> Try it
Your answer must be every line of the data that holds the string "meta".

____ Records to process

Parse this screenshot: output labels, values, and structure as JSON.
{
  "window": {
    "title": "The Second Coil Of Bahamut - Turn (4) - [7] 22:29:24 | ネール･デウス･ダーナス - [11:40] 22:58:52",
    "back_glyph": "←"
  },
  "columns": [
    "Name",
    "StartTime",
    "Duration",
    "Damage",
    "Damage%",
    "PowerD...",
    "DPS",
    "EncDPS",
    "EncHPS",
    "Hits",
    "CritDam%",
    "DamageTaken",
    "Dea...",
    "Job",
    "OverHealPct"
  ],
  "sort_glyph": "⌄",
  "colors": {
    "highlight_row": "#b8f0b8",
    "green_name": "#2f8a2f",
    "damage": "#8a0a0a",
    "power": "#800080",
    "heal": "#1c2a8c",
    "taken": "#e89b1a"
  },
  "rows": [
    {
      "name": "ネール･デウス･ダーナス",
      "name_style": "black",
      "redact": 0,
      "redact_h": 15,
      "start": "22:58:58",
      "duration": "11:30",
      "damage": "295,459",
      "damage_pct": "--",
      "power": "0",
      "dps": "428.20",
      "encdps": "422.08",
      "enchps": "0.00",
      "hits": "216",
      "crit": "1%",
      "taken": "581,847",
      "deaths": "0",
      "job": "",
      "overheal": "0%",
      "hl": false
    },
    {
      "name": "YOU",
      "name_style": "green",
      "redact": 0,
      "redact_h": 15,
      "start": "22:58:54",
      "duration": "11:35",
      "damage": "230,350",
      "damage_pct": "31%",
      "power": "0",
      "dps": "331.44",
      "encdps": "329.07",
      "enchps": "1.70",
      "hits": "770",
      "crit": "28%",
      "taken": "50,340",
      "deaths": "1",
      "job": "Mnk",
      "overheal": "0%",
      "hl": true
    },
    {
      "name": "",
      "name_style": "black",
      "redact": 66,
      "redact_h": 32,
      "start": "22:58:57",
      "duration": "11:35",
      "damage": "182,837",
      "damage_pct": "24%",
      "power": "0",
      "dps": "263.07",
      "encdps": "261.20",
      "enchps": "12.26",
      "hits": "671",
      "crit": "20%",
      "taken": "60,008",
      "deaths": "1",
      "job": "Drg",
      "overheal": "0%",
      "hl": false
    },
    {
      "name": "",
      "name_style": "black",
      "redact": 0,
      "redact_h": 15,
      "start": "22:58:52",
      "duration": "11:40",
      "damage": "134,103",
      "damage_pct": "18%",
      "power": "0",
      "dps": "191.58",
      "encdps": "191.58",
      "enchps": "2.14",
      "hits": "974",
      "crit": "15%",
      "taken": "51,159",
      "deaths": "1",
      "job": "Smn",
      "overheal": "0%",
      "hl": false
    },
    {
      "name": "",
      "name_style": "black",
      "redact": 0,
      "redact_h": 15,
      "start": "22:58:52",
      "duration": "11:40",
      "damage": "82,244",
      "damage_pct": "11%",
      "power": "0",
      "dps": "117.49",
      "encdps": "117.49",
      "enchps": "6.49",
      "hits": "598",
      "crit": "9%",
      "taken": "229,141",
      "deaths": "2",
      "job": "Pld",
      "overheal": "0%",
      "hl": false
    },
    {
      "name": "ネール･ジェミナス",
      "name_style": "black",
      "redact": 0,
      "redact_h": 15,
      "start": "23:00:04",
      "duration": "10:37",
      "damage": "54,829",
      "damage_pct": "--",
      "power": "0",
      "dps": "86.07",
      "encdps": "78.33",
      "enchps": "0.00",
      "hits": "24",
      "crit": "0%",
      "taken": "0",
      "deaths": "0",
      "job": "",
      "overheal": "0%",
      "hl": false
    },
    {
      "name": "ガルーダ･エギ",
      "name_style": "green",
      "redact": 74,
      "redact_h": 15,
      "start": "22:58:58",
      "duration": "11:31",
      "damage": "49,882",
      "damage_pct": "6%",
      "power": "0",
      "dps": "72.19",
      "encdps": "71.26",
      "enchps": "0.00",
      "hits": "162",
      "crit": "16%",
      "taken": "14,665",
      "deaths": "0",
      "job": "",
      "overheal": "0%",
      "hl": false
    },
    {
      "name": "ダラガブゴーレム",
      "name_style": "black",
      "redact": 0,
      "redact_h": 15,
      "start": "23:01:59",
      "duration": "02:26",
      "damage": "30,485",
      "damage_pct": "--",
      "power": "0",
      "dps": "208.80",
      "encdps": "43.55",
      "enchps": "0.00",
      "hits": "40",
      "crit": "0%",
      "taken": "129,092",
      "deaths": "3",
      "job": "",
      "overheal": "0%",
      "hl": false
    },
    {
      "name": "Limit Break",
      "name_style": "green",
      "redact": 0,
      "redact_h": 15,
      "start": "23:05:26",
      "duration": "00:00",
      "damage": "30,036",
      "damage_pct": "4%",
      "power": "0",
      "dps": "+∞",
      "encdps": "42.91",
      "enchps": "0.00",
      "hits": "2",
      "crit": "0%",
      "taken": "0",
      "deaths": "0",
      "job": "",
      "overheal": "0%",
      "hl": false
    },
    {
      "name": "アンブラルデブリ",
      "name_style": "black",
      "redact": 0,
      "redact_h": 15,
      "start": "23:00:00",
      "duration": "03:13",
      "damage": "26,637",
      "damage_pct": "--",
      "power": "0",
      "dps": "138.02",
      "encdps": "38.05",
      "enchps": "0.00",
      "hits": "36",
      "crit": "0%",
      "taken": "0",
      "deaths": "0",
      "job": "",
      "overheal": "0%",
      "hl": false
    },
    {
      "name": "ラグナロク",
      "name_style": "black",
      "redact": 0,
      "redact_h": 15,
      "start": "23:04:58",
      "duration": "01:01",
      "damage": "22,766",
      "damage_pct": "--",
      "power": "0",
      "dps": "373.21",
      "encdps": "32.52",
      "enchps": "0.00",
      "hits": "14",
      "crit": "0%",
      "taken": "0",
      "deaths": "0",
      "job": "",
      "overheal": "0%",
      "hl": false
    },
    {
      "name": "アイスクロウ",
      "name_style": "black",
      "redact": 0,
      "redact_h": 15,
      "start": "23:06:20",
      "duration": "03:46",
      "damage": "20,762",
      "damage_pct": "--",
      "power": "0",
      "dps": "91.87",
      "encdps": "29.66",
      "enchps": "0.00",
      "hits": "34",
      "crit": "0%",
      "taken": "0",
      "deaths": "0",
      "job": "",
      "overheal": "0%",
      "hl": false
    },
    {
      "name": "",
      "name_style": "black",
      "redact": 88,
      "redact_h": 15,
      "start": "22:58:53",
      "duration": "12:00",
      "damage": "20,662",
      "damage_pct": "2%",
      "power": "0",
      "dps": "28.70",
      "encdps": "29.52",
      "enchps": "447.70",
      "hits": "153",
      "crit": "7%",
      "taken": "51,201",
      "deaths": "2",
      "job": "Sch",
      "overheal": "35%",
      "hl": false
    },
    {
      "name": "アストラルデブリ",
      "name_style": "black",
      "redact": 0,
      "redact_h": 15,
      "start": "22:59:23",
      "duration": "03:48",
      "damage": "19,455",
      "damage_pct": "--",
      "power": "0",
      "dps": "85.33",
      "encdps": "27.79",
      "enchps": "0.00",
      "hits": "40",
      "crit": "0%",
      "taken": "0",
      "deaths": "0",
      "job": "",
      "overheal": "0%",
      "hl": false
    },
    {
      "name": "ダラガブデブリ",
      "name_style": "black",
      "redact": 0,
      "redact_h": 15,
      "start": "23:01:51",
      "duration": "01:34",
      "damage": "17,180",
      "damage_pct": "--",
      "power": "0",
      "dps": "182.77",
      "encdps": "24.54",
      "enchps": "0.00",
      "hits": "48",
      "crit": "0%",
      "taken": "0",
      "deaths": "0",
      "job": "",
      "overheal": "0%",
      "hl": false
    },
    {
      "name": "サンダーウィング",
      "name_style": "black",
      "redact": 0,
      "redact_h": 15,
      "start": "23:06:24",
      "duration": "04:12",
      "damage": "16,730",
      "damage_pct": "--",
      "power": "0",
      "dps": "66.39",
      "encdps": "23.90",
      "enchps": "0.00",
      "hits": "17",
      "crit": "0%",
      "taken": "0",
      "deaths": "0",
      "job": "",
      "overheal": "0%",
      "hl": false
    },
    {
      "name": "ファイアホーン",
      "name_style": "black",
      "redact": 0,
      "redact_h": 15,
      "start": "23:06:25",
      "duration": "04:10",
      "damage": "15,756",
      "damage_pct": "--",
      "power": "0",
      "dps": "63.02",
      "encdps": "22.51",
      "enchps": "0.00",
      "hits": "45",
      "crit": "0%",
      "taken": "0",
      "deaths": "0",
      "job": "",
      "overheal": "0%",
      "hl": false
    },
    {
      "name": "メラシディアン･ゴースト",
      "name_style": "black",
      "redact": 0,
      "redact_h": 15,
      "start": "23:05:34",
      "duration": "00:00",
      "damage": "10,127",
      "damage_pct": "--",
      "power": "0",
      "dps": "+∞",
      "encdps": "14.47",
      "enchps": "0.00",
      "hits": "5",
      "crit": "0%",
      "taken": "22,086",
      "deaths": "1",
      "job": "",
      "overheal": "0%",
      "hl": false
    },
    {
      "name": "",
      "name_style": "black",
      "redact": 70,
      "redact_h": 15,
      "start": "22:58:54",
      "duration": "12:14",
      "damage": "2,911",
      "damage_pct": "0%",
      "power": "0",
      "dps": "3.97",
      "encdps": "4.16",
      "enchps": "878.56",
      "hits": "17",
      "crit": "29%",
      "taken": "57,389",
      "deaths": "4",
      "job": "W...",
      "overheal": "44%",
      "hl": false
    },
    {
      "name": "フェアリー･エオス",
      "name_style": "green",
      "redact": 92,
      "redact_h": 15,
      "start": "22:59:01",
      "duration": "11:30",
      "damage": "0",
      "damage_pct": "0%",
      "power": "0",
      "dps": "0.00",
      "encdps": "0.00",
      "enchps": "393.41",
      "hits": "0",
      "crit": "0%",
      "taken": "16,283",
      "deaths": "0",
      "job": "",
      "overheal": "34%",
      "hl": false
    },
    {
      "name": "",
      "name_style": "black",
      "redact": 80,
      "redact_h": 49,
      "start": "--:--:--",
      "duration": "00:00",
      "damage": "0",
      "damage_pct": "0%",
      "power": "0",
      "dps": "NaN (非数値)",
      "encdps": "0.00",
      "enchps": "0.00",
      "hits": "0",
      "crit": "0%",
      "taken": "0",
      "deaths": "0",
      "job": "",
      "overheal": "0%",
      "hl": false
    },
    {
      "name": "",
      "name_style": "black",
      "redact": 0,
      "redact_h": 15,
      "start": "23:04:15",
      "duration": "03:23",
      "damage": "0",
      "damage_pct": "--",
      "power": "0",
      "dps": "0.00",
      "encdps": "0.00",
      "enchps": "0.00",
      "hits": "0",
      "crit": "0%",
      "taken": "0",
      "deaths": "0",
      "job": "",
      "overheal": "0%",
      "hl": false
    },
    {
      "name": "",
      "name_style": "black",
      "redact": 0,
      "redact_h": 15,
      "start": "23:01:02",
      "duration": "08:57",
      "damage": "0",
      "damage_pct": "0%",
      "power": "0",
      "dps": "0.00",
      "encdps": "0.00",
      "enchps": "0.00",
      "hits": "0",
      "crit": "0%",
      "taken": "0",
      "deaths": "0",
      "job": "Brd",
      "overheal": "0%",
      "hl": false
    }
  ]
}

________
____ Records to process

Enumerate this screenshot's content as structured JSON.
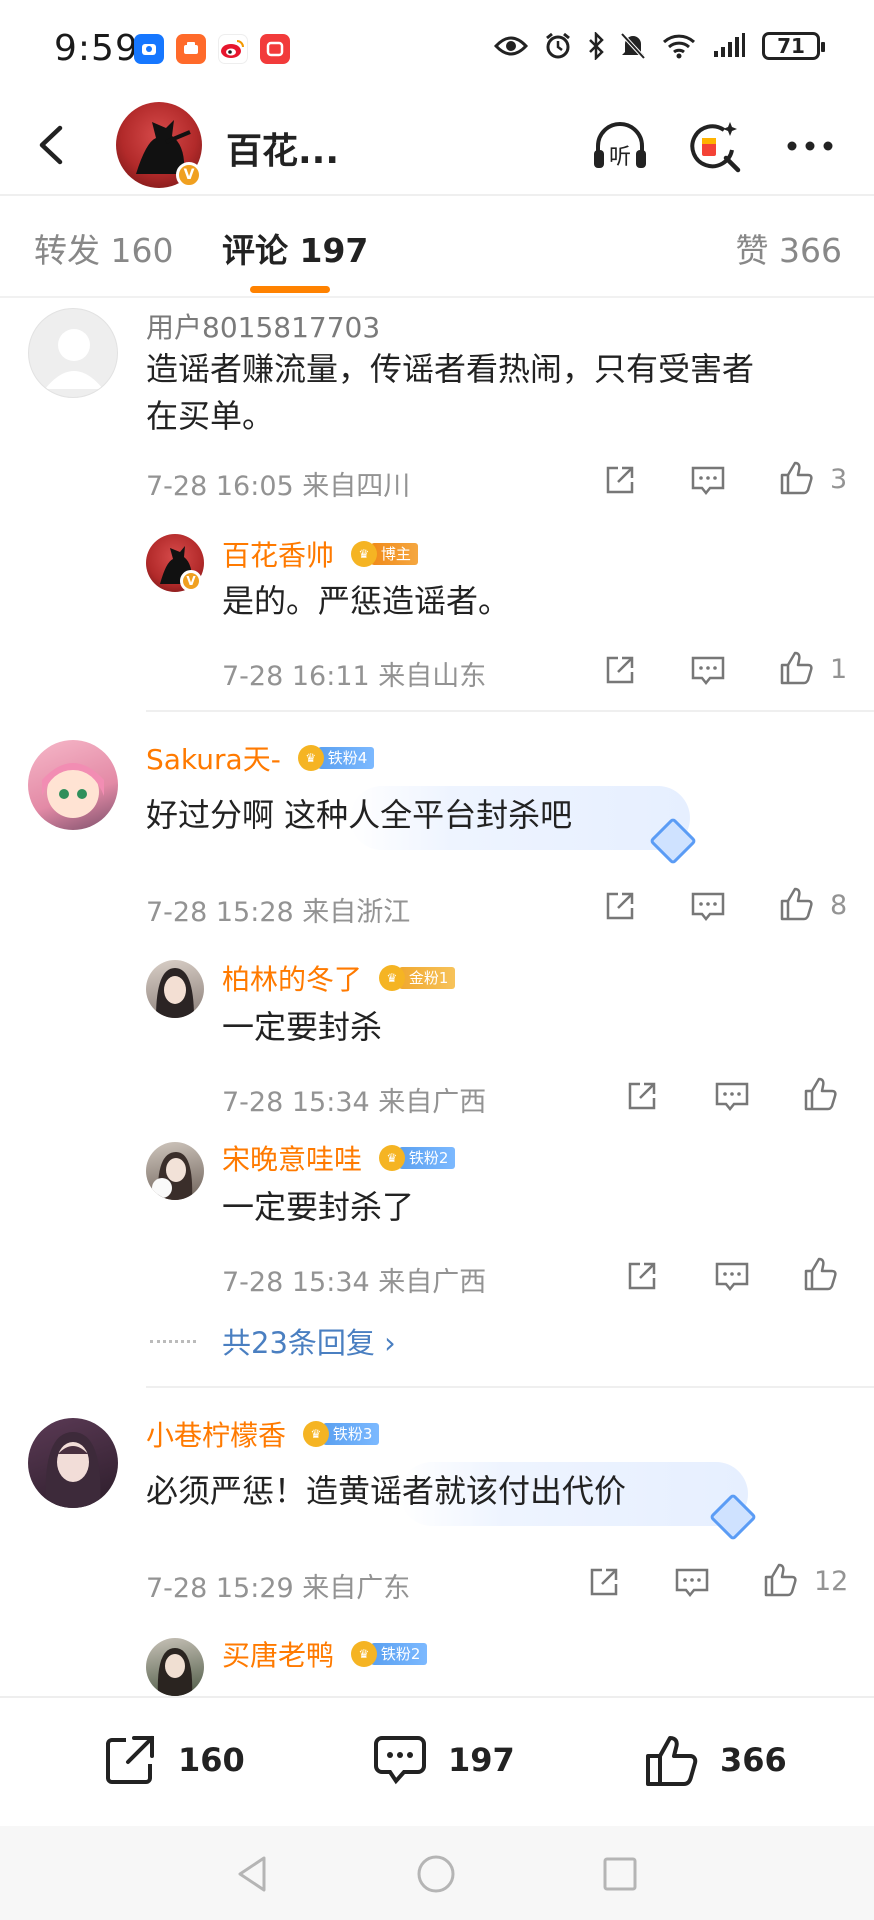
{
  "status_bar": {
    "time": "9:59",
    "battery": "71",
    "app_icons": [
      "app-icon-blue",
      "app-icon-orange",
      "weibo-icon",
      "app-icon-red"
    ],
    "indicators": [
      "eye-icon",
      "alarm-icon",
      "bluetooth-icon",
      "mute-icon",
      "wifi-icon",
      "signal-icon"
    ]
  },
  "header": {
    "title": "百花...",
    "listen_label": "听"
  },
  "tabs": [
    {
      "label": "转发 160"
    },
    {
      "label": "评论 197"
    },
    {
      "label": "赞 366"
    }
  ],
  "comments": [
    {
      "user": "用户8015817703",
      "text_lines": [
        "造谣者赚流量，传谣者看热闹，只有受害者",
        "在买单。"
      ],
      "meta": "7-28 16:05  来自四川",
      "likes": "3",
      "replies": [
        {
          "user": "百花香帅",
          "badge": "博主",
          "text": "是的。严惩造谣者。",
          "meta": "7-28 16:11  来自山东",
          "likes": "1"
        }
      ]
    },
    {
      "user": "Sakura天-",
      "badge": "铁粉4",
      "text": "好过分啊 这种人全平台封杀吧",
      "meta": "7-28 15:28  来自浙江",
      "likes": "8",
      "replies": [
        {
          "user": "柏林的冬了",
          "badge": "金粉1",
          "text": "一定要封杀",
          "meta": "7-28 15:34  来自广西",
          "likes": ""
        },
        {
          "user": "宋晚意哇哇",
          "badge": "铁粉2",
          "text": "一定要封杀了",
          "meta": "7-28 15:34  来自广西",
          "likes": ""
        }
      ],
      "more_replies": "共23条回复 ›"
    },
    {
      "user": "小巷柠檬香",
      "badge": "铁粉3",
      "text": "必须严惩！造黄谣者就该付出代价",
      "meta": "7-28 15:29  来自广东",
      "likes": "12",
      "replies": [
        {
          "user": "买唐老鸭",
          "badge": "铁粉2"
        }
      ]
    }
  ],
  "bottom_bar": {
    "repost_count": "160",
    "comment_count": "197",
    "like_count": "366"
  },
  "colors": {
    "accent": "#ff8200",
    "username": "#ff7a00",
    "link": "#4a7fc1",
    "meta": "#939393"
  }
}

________

> Solution
      "meta": "7-28 16:05  来自四川",
          "meta": "7-28 16:11  来自山东",
      "meta": "7-28 15:28  来自浙江",
          "meta": "7-28 15:34  来自广西",
          "meta": "7-28 15:34  来自广西",
      "meta": "7-28 15:29  来自广东",
    "meta": "#939393"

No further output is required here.